DC Council Can Still Keep its Promises With Second FY24 Budget Vote


DC Council Can Still Keep its Promises With Second FY24 Budget Vote

District of Columbia residents took to heart the promises of strengthening our early childhood education sector, ending homelessness, and making our afterschool programs the most robust in the nation when Mayor Bowser made them in her most recent campaign. And the DC Council followed suit when sharing its budget priorities. Unfortunately, the not-quite-final FY24 budget–even with amendments from the DC Council–does not reflect these priorities. 
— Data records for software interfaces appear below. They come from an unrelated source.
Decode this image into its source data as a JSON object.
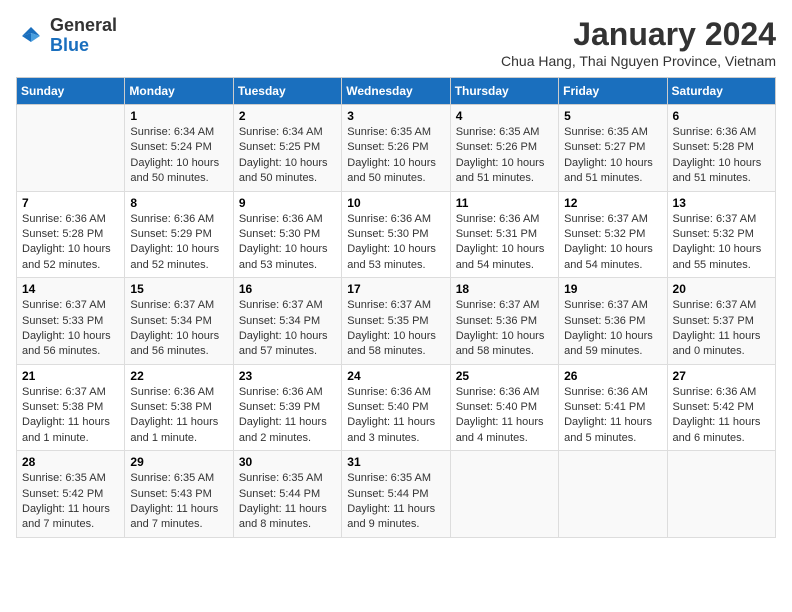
{
  "logo": {
    "general": "General",
    "blue": "Blue"
  },
  "title": "January 2024",
  "location": "Chua Hang, Thai Nguyen Province, Vietnam",
  "days_header": [
    "Sunday",
    "Monday",
    "Tuesday",
    "Wednesday",
    "Thursday",
    "Friday",
    "Saturday"
  ],
  "weeks": [
    [
      {
        "day": "",
        "content": ""
      },
      {
        "day": "1",
        "content": "Sunrise: 6:34 AM\nSunset: 5:24 PM\nDaylight: 10 hours\nand 50 minutes."
      },
      {
        "day": "2",
        "content": "Sunrise: 6:34 AM\nSunset: 5:25 PM\nDaylight: 10 hours\nand 50 minutes."
      },
      {
        "day": "3",
        "content": "Sunrise: 6:35 AM\nSunset: 5:26 PM\nDaylight: 10 hours\nand 50 minutes."
      },
      {
        "day": "4",
        "content": "Sunrise: 6:35 AM\nSunset: 5:26 PM\nDaylight: 10 hours\nand 51 minutes."
      },
      {
        "day": "5",
        "content": "Sunrise: 6:35 AM\nSunset: 5:27 PM\nDaylight: 10 hours\nand 51 minutes."
      },
      {
        "day": "6",
        "content": "Sunrise: 6:36 AM\nSunset: 5:28 PM\nDaylight: 10 hours\nand 51 minutes."
      }
    ],
    [
      {
        "day": "7",
        "content": "Sunrise: 6:36 AM\nSunset: 5:28 PM\nDaylight: 10 hours\nand 52 minutes."
      },
      {
        "day": "8",
        "content": "Sunrise: 6:36 AM\nSunset: 5:29 PM\nDaylight: 10 hours\nand 52 minutes."
      },
      {
        "day": "9",
        "content": "Sunrise: 6:36 AM\nSunset: 5:30 PM\nDaylight: 10 hours\nand 53 minutes."
      },
      {
        "day": "10",
        "content": "Sunrise: 6:36 AM\nSunset: 5:30 PM\nDaylight: 10 hours\nand 53 minutes."
      },
      {
        "day": "11",
        "content": "Sunrise: 6:36 AM\nSunset: 5:31 PM\nDaylight: 10 hours\nand 54 minutes."
      },
      {
        "day": "12",
        "content": "Sunrise: 6:37 AM\nSunset: 5:32 PM\nDaylight: 10 hours\nand 54 minutes."
      },
      {
        "day": "13",
        "content": "Sunrise: 6:37 AM\nSunset: 5:32 PM\nDaylight: 10 hours\nand 55 minutes."
      }
    ],
    [
      {
        "day": "14",
        "content": "Sunrise: 6:37 AM\nSunset: 5:33 PM\nDaylight: 10 hours\nand 56 minutes."
      },
      {
        "day": "15",
        "content": "Sunrise: 6:37 AM\nSunset: 5:34 PM\nDaylight: 10 hours\nand 56 minutes."
      },
      {
        "day": "16",
        "content": "Sunrise: 6:37 AM\nSunset: 5:34 PM\nDaylight: 10 hours\nand 57 minutes."
      },
      {
        "day": "17",
        "content": "Sunrise: 6:37 AM\nSunset: 5:35 PM\nDaylight: 10 hours\nand 58 minutes."
      },
      {
        "day": "18",
        "content": "Sunrise: 6:37 AM\nSunset: 5:36 PM\nDaylight: 10 hours\nand 58 minutes."
      },
      {
        "day": "19",
        "content": "Sunrise: 6:37 AM\nSunset: 5:36 PM\nDaylight: 10 hours\nand 59 minutes."
      },
      {
        "day": "20",
        "content": "Sunrise: 6:37 AM\nSunset: 5:37 PM\nDaylight: 11 hours\nand 0 minutes."
      }
    ],
    [
      {
        "day": "21",
        "content": "Sunrise: 6:37 AM\nSunset: 5:38 PM\nDaylight: 11 hours\nand 1 minute."
      },
      {
        "day": "22",
        "content": "Sunrise: 6:36 AM\nSunset: 5:38 PM\nDaylight: 11 hours\nand 1 minute."
      },
      {
        "day": "23",
        "content": "Sunrise: 6:36 AM\nSunset: 5:39 PM\nDaylight: 11 hours\nand 2 minutes."
      },
      {
        "day": "24",
        "content": "Sunrise: 6:36 AM\nSunset: 5:40 PM\nDaylight: 11 hours\nand 3 minutes."
      },
      {
        "day": "25",
        "content": "Sunrise: 6:36 AM\nSunset: 5:40 PM\nDaylight: 11 hours\nand 4 minutes."
      },
      {
        "day": "26",
        "content": "Sunrise: 6:36 AM\nSunset: 5:41 PM\nDaylight: 11 hours\nand 5 minutes."
      },
      {
        "day": "27",
        "content": "Sunrise: 6:36 AM\nSunset: 5:42 PM\nDaylight: 11 hours\nand 6 minutes."
      }
    ],
    [
      {
        "day": "28",
        "content": "Sunrise: 6:35 AM\nSunset: 5:42 PM\nDaylight: 11 hours\nand 7 minutes."
      },
      {
        "day": "29",
        "content": "Sunrise: 6:35 AM\nSunset: 5:43 PM\nDaylight: 11 hours\nand 7 minutes."
      },
      {
        "day": "30",
        "content": "Sunrise: 6:35 AM\nSunset: 5:44 PM\nDaylight: 11 hours\nand 8 minutes."
      },
      {
        "day": "31",
        "content": "Sunrise: 6:35 AM\nSunset: 5:44 PM\nDaylight: 11 hours\nand 9 minutes."
      },
      {
        "day": "",
        "content": ""
      },
      {
        "day": "",
        "content": ""
      },
      {
        "day": "",
        "content": ""
      }
    ]
  ]
}
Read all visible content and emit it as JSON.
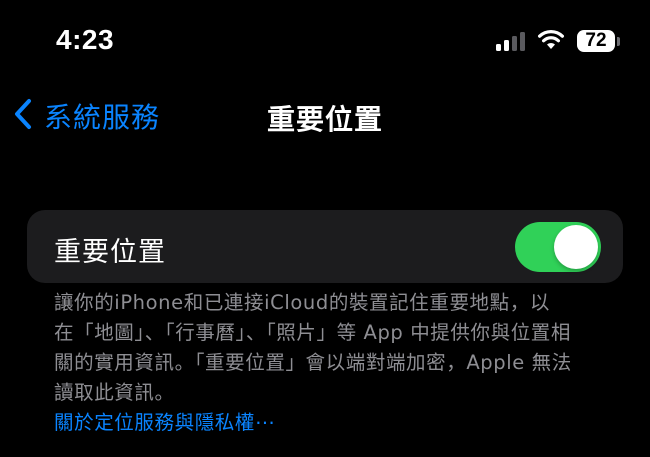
{
  "status_bar": {
    "time": "4:23",
    "signal_strength": 2,
    "wifi": "wifi-icon",
    "battery_level": "72"
  },
  "nav": {
    "back_label": "系統服務",
    "title": "重要位置"
  },
  "settings": {
    "significant_locations": {
      "label": "重要位置",
      "enabled": true
    }
  },
  "footer": {
    "description_lines": [
      "讓你的iPhone和已連接iCloud的裝置記住重要地點，以",
      "在「地圖」、「行事曆」、「照片」等 App 中提供你與位置相",
      "關的實用資訊。「重要位置」會以端對端加密，Apple 無法",
      "讀取此資訊。"
    ],
    "link": "關於定位服務與隱私權⋯"
  },
  "colors": {
    "background": "#000000",
    "cell_background": "#1c1c1e",
    "accent_blue": "#0a84ff",
    "toggle_on": "#30d158",
    "secondary_text": "#8e8e93"
  }
}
DC Action and our partners have advocated for an equitable budget  to center the health, well-being, education, and futures of all District residents, especially those whose lives have been most impacted by persistent systemic racism. While the DC Council prepares to hold the second vote on the budget, next Tuesday,  May 30, we must emphasize our disappointment that this budget–which many have called the “broken hearts budget” is also a broken promises budget. 

We acknowledge that it’s not all bad news. Thanks to the work of advocates and allies on the DC Council, the current preliminary budget includes:

  • Expanding the child care assistance program to 2,100 additional families
  • Protecting nearly $72 million in the Early Childhood Educator Pay Equity Fund
  • $300,000 to increase home visitor salaries for programs under Child and Family Services Agency 
  • $225,000 transferred from DC Health to Department of Health Care Finance to support the Nurse Family Partnership program
  • $667,000 to restore a workforce program for gender-expansive young people whose entire funding had been cut
  • $5 million for My Afterschool DC, a pilot program to improve accessibility to out-of-school-time programs
  • $1.9 million to integrate farming, cooking, and nutrition education curriculum into DC schools
  • $1.6 million for nutrition and health programming in schools, through OSSE
  • $500,000 for the Produce Prescriptions Program 
  • Continuation of the extension of postpartum Medicaid coverage so babies and their parents have access to the care they need in their first year.

At the same time, what’s missing from the budget is significant, and–if it passes in its current form–will have serious harmful consequences for District residents. These include:

  • The 2000+ young people experiencing homelessness (a population that has increased 15% since last year) will not have a workforce development program tailored to their needs to help them train for, find, and keep living wage jobs to support themselves and their families. Investment in such a program could ostensibly end youth homelessness in the District. 
  • Without creation of a traveling mobile mental health unit that serves young people experiencing homelessness, thousands of young people will continue to struggle with mental health needs, a barrier which significantly impedes their ability to achieve stability.
  • Without $53 million in funding for Give SNAP a Raise, families who face the double burden of food inflation and the loss of expanded pandemic era benefits will continue to struggle with food insecurity in a city with one of the highest costs of living in the country. 
  • With only half of the funding requested for out-of-school-time programs, providers will not be able to significantly  expand programs and meet the overwhelming need for more seats in afterschool and summer programs.
  • Without a $700,000 investment in DC Health home visiting programs, home visitors will continue to leave their jobs due to low pay, disrupting valuable services to expectant families and those with young children seeking support. 
  • Failure to extend the deed tax on multimillion commercial properties means that the District’s budget will take a $100 million hit over the next two years at a time when that funding could have gone to fulfilling policy makers’ promise to renters facing eviction and excluded workers
    • Excluded workers will receive no financial support whatsoever after surviving years of economic hardship brought on by the pandemic, despite the fact that $20 million had already been allocated for them last year. This funding was completely eliminated by the mayor and not restored by the DC Council, leaving our excluded workers   with nothing.
    • Even $43 million in added funding for Emergency Rental Assistance Program (ERAP) is still not even half of the $117 million estimated to meet renters’ needs. Promises to end homelessness in the District are meaningless when individuals and families who depend on support to pay the rent are left out.
  • Cuts to the early childhood system such as $11 million in TANF child care funds, $8 million from the Back2Work child care grants, and nearly $3 million in funding from the sports wagering revenue, which limit resources for TANF-eligible families and young parents who need child care, and eliminate funding and assistance for child care providers in wards 7 and 8.
  • Failure to fund the Nonprofit Fair Compensation Act, which would ensure that all indirect costs, as required by District of Columbia law, are equitable and integrated into every contract and grant that the DC government awards a nonprofit organization. 

We recognize that the FY24 budget is not yet final. It is still possible for councilmembers to work together, get creative, and focus their efforts on amending this budget next week to reflect what District leaders have said are their priorities. There’s still time to mend the broken hearts and fix the broken promises that this current budget leaves in its wake.